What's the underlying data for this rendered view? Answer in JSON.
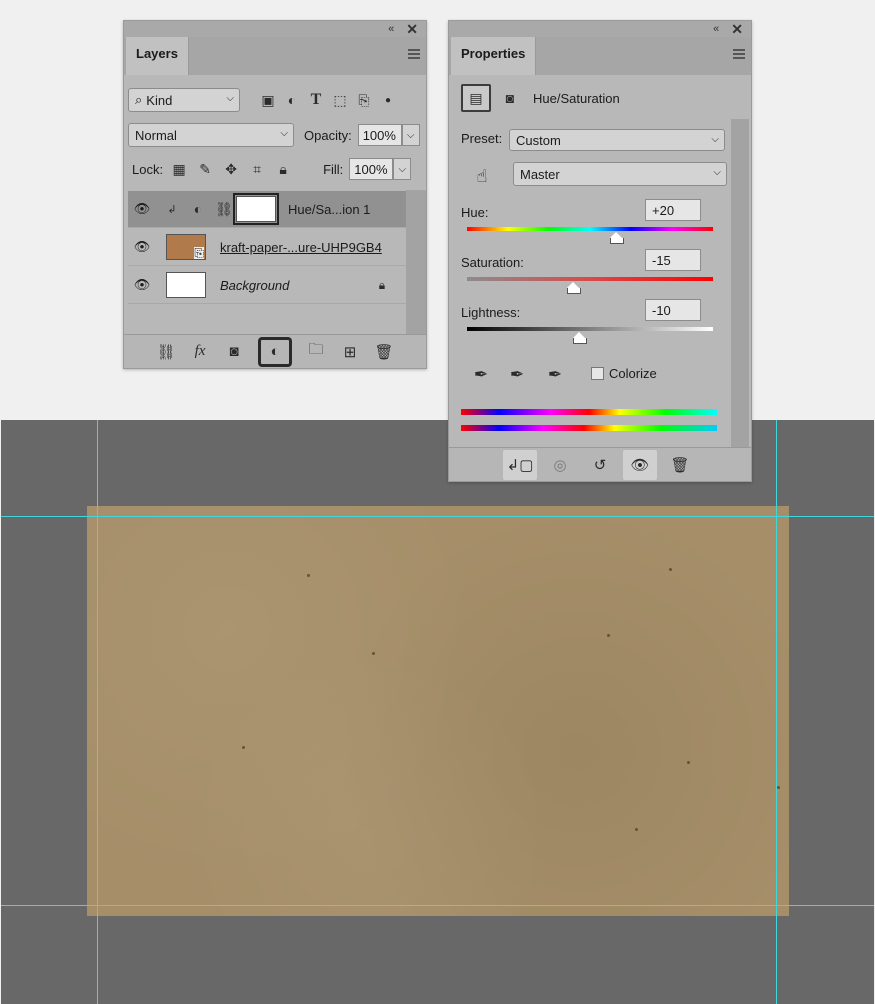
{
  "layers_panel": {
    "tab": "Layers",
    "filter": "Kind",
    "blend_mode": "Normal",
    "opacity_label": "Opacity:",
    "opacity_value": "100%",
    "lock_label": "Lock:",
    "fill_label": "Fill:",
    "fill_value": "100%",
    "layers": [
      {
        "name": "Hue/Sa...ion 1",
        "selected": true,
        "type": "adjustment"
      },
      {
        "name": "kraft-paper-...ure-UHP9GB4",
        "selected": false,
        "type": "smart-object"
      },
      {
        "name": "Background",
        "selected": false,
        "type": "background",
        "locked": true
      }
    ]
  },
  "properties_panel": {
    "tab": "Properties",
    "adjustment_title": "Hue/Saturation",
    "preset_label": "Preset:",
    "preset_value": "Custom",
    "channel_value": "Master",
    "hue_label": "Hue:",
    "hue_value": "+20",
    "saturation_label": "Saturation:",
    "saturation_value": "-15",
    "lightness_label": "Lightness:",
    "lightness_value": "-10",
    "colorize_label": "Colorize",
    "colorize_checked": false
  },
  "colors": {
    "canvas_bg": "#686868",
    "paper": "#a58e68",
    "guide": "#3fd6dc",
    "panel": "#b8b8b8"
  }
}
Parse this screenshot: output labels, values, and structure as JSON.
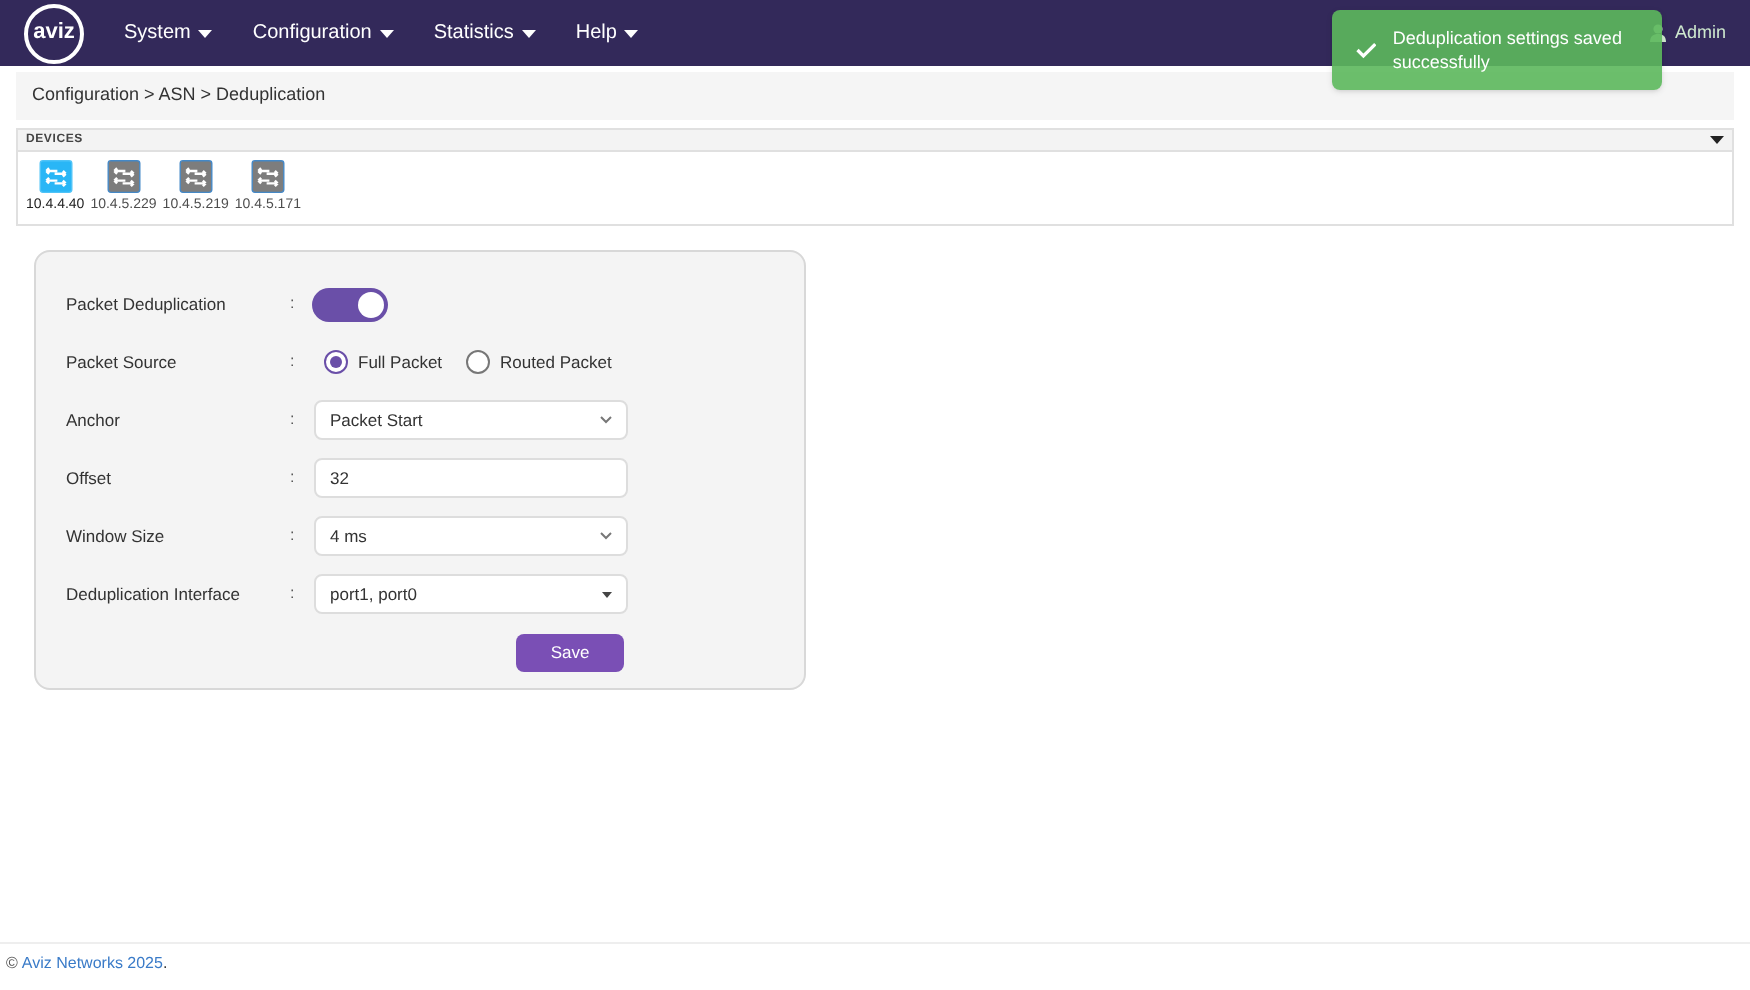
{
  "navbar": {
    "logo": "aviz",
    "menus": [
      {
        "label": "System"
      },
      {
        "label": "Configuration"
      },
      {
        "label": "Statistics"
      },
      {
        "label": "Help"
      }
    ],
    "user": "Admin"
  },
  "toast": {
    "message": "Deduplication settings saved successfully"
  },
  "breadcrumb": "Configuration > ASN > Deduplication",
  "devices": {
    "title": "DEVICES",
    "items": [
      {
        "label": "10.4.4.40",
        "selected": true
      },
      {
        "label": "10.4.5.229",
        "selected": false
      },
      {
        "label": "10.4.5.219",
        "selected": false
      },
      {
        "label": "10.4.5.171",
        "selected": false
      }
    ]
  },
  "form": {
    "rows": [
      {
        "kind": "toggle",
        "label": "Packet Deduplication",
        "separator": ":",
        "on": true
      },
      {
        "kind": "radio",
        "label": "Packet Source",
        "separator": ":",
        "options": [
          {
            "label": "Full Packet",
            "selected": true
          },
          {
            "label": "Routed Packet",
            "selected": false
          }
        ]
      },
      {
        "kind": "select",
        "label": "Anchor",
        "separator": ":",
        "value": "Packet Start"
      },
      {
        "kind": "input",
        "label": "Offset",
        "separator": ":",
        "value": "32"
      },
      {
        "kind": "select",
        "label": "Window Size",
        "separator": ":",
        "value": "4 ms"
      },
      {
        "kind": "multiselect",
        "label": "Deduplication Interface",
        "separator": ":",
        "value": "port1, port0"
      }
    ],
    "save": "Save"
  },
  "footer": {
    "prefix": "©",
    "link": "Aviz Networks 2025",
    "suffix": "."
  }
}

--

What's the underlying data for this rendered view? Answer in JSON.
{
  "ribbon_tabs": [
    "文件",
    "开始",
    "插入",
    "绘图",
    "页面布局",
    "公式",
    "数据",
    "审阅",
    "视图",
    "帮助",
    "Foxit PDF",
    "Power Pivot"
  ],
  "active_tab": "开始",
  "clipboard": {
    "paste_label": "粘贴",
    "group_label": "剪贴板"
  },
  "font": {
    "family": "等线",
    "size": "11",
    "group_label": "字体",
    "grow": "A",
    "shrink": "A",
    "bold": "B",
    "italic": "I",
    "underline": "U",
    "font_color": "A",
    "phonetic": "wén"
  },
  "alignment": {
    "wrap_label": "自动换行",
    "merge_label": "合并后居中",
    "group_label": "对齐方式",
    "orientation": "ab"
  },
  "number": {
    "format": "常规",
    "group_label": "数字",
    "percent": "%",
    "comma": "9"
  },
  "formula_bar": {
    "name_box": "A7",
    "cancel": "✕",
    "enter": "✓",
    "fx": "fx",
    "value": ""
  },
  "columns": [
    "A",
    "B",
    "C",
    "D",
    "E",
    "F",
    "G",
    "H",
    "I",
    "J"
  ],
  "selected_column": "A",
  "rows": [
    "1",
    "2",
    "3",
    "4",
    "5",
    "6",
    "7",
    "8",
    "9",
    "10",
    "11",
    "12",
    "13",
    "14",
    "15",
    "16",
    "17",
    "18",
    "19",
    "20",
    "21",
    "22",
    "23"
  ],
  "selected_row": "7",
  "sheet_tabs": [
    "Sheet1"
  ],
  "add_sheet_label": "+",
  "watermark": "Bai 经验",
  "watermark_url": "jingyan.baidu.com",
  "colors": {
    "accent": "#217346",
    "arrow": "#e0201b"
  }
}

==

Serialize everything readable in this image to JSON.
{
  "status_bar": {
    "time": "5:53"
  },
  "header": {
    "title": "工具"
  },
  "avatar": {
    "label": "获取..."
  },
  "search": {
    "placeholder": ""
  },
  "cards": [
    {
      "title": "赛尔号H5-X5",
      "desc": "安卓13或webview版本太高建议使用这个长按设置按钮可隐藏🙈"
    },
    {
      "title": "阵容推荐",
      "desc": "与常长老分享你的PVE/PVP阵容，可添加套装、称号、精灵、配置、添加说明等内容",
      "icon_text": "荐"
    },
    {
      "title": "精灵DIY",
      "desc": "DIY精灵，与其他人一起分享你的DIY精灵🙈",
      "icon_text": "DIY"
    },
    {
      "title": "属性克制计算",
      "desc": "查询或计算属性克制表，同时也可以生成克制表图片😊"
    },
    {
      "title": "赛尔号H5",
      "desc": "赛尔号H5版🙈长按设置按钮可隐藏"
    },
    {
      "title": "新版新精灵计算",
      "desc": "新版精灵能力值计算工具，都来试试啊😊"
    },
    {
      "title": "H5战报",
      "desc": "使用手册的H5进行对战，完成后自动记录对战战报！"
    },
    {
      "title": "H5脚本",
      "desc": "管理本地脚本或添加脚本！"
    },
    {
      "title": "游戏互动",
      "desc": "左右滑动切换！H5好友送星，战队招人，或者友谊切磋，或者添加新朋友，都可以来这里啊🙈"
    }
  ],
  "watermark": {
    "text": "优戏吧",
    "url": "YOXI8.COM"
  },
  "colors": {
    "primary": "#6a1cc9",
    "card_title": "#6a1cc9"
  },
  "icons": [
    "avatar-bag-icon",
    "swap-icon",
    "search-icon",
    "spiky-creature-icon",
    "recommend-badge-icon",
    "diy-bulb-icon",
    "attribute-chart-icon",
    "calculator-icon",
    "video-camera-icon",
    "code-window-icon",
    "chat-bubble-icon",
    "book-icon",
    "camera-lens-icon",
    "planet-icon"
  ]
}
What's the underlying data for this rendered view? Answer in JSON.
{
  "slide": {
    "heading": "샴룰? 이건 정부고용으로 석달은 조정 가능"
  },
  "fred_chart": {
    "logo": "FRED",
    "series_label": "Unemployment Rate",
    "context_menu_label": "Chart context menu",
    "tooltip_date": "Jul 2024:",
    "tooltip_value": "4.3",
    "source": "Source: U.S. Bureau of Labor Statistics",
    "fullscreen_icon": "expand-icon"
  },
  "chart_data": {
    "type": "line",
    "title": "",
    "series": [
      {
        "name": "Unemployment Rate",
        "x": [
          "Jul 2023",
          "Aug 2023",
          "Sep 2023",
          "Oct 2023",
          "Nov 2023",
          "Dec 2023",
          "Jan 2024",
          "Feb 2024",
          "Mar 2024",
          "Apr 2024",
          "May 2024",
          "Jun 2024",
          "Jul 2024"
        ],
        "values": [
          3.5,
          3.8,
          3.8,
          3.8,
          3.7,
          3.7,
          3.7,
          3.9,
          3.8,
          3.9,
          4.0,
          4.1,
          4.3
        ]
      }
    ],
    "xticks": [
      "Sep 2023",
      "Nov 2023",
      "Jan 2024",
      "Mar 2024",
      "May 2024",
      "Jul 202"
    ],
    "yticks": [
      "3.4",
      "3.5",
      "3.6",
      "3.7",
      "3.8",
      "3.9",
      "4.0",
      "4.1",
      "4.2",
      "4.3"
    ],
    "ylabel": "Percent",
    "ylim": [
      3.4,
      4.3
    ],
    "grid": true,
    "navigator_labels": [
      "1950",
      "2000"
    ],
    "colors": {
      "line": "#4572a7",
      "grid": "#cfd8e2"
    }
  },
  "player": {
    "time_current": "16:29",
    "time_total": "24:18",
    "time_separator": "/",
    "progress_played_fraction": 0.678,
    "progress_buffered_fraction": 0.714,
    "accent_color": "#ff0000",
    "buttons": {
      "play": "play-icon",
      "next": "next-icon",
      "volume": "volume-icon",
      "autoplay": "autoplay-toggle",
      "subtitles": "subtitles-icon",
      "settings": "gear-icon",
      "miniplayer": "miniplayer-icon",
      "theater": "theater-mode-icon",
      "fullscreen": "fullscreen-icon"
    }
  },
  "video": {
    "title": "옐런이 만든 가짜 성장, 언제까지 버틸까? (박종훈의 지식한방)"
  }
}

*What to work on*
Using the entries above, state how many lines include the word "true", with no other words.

*Task solution*
6